City centre planners did at least have the foresight to sink stretches of the inner motorways below street level, leaving pedestrian routes largely undisturbed. Just outside the centre, though, the roads can be more disruptive. Sheepscar Interchange is a bewildering tangle of arterial roads, Armley Gyratory strikes fear into the hearts of learner drivers, and the M621 carves unsympathetically through inner-city areas of South Leeds with pedestrian access restricted to narrow bridges that heighten the sense of a fragmented landscape.

 

Leeds inner ring road in its cutting. Image: author provided.

 

The greatest problem for Yorkshire's “Motorway City” in 2019, however, is not the occasional intimidating junction, but the complete lack of an alternative to car travel. The dire state of public transport in Leeds has already been raised on these pages. In the early 20th century Leeds had one of the most extensive tram networks in the country. The last lines closed in 1959, the same year construction began on the A58m.


The short-sightedness of this decision was already recognised in the 1970s, as traffic began to build. Yet plans for a Leeds Supertram were rejected by successive Conservative and Labour governments unwilling to front the cost, even though smaller cities such as Newcastle and Sheffield were granted funding for light transport systems. Today, Leeds is the largest city in the EU without a mass transit system. As well as creating congestion, the lack of viable public transport options prevents connectivity: the city's bus network is reasonable, but weaker from East to West than North to South. As a non-driver, I've turned down jobs a short drive away that would be a logistical impossibility without a car.

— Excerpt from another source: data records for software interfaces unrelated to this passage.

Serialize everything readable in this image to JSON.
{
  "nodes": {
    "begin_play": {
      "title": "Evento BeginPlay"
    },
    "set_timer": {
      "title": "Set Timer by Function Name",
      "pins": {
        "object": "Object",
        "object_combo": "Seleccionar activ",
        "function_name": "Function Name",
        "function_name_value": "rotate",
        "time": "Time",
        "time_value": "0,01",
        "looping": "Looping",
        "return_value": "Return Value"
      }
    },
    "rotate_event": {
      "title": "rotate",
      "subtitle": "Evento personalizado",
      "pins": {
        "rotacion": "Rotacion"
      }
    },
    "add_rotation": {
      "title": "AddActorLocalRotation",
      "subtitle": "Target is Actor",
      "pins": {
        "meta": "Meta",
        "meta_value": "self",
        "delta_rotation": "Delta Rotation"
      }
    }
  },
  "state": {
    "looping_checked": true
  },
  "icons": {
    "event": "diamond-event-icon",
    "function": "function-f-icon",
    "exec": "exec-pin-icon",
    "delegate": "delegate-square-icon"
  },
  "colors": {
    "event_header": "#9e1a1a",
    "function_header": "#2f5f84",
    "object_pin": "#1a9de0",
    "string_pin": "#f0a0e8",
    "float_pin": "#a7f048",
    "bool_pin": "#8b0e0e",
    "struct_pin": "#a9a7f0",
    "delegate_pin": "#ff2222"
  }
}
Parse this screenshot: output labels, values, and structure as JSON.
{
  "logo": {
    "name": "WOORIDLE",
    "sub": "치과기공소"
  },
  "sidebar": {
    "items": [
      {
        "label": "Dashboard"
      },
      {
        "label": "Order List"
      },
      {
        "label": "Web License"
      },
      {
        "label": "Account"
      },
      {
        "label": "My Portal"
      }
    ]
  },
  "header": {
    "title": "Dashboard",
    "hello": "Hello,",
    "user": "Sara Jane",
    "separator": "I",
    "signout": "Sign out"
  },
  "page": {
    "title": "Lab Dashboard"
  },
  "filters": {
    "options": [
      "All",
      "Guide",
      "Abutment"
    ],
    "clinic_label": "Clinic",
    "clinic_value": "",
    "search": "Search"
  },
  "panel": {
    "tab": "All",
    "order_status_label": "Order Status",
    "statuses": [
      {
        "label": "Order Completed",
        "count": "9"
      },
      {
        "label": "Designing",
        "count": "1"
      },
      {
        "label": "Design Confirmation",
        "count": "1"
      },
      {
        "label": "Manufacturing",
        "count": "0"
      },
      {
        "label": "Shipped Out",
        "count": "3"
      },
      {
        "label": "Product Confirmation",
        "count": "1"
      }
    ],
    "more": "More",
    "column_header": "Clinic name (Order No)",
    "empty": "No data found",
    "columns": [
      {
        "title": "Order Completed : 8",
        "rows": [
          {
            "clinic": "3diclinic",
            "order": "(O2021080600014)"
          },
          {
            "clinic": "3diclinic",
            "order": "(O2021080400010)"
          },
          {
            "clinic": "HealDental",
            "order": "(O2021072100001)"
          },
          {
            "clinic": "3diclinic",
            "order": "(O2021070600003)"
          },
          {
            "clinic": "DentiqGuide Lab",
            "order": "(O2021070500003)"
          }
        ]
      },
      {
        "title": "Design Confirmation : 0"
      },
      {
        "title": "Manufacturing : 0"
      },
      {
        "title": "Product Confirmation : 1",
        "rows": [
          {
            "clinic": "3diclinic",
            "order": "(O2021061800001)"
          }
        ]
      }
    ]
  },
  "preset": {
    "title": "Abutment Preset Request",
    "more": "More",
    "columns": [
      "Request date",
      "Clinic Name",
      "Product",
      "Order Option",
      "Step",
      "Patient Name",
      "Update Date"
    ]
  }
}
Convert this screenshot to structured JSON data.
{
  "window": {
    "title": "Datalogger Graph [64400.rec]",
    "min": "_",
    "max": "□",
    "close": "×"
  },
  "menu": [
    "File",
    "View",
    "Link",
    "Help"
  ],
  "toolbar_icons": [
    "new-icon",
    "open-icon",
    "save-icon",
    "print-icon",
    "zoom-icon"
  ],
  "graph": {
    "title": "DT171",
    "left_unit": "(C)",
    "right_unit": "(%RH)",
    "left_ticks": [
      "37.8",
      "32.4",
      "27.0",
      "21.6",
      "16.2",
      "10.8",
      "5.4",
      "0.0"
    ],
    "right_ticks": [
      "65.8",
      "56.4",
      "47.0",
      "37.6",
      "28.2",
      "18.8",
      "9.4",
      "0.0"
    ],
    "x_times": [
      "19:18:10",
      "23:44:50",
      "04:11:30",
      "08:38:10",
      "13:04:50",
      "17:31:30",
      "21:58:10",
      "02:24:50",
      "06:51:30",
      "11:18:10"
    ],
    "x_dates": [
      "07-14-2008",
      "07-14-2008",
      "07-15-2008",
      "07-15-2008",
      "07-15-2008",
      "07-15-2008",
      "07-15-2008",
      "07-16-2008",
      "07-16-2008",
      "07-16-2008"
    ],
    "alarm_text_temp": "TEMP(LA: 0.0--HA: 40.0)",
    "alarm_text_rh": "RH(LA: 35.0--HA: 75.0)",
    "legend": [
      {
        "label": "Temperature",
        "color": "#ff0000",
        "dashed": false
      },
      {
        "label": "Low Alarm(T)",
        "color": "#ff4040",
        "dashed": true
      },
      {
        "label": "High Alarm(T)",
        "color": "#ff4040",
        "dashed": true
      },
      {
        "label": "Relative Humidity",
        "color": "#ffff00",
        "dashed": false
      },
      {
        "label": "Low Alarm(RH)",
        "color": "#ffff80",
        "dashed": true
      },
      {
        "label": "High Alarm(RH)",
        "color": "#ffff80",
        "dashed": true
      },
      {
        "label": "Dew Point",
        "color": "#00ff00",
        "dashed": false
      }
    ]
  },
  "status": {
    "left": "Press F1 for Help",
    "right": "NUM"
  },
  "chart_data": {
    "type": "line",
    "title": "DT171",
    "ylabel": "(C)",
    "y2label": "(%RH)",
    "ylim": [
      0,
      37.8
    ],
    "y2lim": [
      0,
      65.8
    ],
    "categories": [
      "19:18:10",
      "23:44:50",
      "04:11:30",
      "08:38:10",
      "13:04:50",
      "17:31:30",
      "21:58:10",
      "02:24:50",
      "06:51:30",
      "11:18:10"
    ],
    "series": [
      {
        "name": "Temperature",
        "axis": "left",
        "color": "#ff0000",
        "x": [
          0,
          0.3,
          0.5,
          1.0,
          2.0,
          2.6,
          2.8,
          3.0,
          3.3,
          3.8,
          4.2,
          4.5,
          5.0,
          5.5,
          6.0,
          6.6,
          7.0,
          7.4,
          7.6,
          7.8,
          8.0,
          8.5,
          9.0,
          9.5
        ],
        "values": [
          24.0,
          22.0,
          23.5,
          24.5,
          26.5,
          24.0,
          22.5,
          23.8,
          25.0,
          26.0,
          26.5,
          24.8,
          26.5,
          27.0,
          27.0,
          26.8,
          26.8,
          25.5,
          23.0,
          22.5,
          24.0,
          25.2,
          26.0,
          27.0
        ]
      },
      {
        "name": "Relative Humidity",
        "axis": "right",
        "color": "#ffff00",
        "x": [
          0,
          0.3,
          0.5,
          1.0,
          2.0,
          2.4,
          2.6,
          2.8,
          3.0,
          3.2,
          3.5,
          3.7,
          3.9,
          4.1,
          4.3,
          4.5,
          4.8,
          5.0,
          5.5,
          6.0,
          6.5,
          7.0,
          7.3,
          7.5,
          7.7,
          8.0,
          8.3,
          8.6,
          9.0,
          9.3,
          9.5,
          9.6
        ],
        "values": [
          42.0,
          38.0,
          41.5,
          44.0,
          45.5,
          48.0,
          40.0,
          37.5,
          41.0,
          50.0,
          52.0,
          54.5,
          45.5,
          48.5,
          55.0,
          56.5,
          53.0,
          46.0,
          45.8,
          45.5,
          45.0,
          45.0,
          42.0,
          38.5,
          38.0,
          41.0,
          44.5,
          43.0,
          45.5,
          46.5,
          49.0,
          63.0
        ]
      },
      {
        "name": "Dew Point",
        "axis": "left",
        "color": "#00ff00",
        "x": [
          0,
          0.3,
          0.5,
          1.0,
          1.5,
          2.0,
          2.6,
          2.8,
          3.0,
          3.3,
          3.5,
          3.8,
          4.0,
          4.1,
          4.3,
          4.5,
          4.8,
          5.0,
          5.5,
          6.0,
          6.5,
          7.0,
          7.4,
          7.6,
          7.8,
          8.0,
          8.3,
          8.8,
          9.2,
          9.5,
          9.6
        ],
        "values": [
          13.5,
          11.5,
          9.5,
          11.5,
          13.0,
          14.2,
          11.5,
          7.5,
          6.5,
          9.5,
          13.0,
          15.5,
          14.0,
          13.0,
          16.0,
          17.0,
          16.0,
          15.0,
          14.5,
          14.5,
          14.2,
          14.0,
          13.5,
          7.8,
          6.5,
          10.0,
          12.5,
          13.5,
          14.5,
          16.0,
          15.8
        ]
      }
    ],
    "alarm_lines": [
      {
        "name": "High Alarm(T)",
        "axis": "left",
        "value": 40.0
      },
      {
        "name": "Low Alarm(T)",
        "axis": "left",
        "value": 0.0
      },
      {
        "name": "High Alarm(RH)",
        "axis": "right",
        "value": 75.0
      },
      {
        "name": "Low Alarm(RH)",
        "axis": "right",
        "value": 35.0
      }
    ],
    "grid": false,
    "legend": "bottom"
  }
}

Leeds' early enthusiasm for the motorway was perhaps premature, but there are things we can learn from the 1970s. Whatever else can be said about it, Leeds' city transport strategy was certainly bold – a quality in short supply today, after proposals for the supertram were watered down to a trolleybus system before being scrapped altogether in 2016. Leeds' rapid transformation in the 1960s and 70s, its grandiose visions of skywalks and dual carriageways, were driven by strong local political will. Today, the long-term transport strategy documents on Leeds City Council's website say more about HS2 than the need for a mass transit system within Leeds itself, and the council has been accused of giving up the fight for light rail and trams.

Whilst central government's refusal to grant funds is the greatest obstacle to Leeds' development, the local authority needs to be far more vocal in demanding the transport system the city deserves. Leeds' desire to be the Motorway City of the Seventies might look ludicrous today, but the political drive and utopian optimism that underpinned it does not.